In my 30 plus years in the repossession business I have seen so many changes that has affected the way we do business. Auto auctions have set up companies to solicit the handling of repossessions for the major banks and captive finance companies. Their purpose is to increase their sales of recovered collateral. They charge a fee to handle the assigned repossession and then broker it to Repossession companies across the nation. They depend on the recovery company they hire to find and recover the collateral for a flat fee.
These company’s forward repossession assignments to certain repossession companies who agree to work for far less than they charged at one time. These forwarders have little regard for the safety of the recovery agent. They demand Contingency, Free Deliver to their auctions and in some cases demand free locksmith work for keys to the recovered vehicle. They will refuse to pay for any investigation the assigned recovery company has provided to assist them in recovering the collateral.

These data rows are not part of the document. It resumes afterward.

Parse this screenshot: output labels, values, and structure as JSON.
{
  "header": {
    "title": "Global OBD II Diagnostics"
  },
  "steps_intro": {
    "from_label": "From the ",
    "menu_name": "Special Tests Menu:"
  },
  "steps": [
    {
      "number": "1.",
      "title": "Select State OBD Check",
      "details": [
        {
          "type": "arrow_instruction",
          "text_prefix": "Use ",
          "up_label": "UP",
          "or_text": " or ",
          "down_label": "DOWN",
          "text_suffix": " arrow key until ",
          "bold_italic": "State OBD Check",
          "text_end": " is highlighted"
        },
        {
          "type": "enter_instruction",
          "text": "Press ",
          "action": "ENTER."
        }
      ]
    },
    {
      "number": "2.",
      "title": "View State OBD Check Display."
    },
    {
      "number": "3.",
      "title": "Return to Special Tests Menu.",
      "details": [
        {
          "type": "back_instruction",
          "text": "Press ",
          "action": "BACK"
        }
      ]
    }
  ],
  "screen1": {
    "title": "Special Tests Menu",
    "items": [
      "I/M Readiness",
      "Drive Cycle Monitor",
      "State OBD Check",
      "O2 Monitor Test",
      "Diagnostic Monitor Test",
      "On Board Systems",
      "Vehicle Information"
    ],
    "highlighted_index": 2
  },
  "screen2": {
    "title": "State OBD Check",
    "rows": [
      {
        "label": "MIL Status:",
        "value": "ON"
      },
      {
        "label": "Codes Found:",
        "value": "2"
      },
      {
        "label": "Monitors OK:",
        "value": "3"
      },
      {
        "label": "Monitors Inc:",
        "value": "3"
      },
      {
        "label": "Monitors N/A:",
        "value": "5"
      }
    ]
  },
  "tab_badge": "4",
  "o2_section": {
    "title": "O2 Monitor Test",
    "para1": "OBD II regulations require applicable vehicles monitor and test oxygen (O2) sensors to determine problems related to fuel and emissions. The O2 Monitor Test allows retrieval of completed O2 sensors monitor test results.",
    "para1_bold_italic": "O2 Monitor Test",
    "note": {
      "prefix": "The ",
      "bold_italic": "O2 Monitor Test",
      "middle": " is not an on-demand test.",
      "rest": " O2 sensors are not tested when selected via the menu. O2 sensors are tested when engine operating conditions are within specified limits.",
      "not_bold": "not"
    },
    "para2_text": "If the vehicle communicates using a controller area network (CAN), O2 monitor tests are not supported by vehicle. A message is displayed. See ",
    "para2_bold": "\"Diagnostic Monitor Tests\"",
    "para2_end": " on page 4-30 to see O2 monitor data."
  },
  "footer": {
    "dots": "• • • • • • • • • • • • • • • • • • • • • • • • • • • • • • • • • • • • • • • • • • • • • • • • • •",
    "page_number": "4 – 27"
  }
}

Since the forwarders started operating, some major banks and captive finance companies have learned from these forwarders and now dictate how much they will pay for the recovery and even demand cheaper close fees. All of which will reduce their recovery expense and increase their company’s bottom line as well as increasing the risks for the recovery agents working the assignment. Because of the cheap fees, some lenders are willing to suffer a lower percent of recoveries.

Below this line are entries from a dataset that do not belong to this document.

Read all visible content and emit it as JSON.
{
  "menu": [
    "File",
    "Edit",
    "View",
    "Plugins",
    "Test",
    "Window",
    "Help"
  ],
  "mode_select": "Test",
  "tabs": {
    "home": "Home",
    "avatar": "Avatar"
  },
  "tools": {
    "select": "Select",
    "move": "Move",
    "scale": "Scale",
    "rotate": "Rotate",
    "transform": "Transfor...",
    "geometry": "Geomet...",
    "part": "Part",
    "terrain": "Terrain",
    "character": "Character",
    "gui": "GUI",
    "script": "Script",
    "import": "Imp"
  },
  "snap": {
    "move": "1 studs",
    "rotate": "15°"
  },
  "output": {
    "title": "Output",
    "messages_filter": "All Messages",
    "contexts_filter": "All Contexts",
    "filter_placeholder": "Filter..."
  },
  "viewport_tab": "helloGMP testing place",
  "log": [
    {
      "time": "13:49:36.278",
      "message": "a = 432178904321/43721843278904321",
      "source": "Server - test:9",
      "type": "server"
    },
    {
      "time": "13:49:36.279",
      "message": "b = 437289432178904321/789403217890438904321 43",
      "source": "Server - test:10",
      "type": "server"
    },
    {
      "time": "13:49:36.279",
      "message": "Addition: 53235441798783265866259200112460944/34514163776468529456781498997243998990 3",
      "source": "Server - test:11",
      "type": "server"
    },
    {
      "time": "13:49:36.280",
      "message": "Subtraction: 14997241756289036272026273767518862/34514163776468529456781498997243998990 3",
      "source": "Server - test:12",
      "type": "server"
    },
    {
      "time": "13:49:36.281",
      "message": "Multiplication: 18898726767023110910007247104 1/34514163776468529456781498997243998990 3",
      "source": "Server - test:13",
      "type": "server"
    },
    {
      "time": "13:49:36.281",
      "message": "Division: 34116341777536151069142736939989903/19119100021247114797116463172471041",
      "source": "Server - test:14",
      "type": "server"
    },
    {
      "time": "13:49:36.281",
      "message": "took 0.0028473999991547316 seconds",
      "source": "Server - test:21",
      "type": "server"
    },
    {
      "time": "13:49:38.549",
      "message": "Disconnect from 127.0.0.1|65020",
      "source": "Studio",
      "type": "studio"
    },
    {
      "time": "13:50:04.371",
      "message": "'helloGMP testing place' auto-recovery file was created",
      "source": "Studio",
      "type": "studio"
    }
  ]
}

The most dangerous of their demands is the contingency requirement. NO CAR, NO MONEY! And, as previously mentioned, since they will only pay rock bottom prices for the recovery it places the recovery agent’s employees in harm’s way. Most Recovery companies pay their field employees a commission for each recovery. Because of the contingency demand, it puts pressure on field agents to take dangerous risks they normally would not take. In most situations the actual owners of the Recovery Company may not take the increased risks but because the field agent is on commission they are put in a situation to take more risks in order to get a pay check. The cheap fees have caused serious personal injuries (even death) for some consumers and for some recovery agents as well as huge awards in Wrongful Repossession litigation. In two instances a recovery agent has killed two individuals over a voluntary repossession.

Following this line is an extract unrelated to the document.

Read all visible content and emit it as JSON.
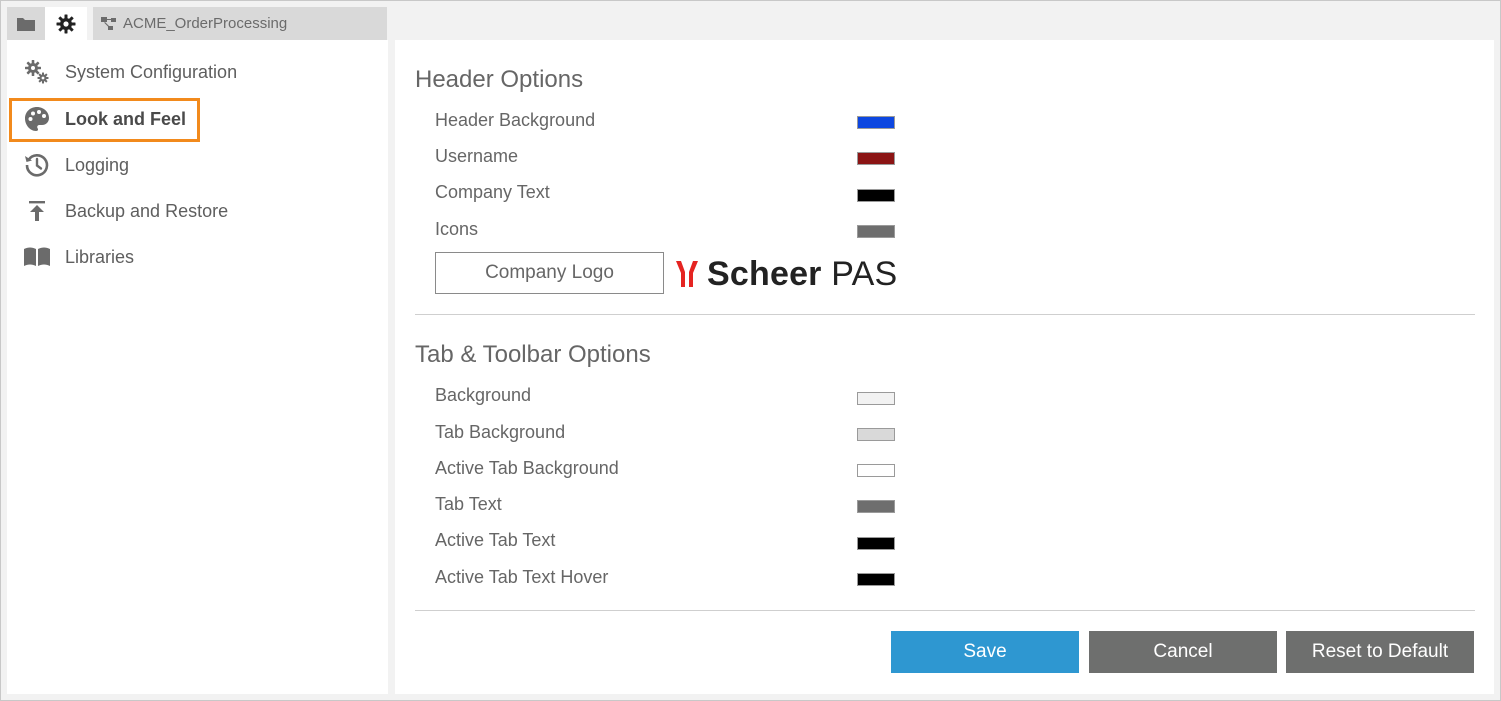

On some occasions it is necessary to make contact with the debtor because the vehicle is in a garage or behind a locked fence. On such contacts the debtor will sometimes call the client and the client will take a promise from the debtor to pay which should earn the Recovery Agent an appropriate close fee. However, in many such situations the recovery company will be paid as little as $25.00 which does not begin to pay for the time and expense of working the assignment. Such low fees, in some instances have the potential to cause the field agent to become aggressive in attempting to secure the collateral, knowing they will not be paid a decent fee if the assignment is simply closed.
The recovery companies willing to work at reduced rates will only work the account on a limited basis. They may work the assignment the day they receive it if the location is local. If the account is located in an area that is remote they may wait until they have another assignment in the area before they work the account. They will give bogus updates just to appease the client and give them more time to work the account again whenever they may be in the area. In such situations clients seem not to consider the loss from depreciation. If they had used a professional, the extra money they would pay for the actual recovery would most likely be less than the one-month depreciation of the collateral.
Another method some of these clients use to cut their expenses is to have the recovery company sign unfair Hold harmless agreements. On many occasions this will require the recovering agent to hold them harmless even for the client’s mistakes. Unfortunately, some of these recovery companies are willing to sign any agreement just to get the business.
The management of these major banks and finance companies are more concerned for their monthly or yearly objective to keep repossession expenses down than the lives of the recovery agents they hire.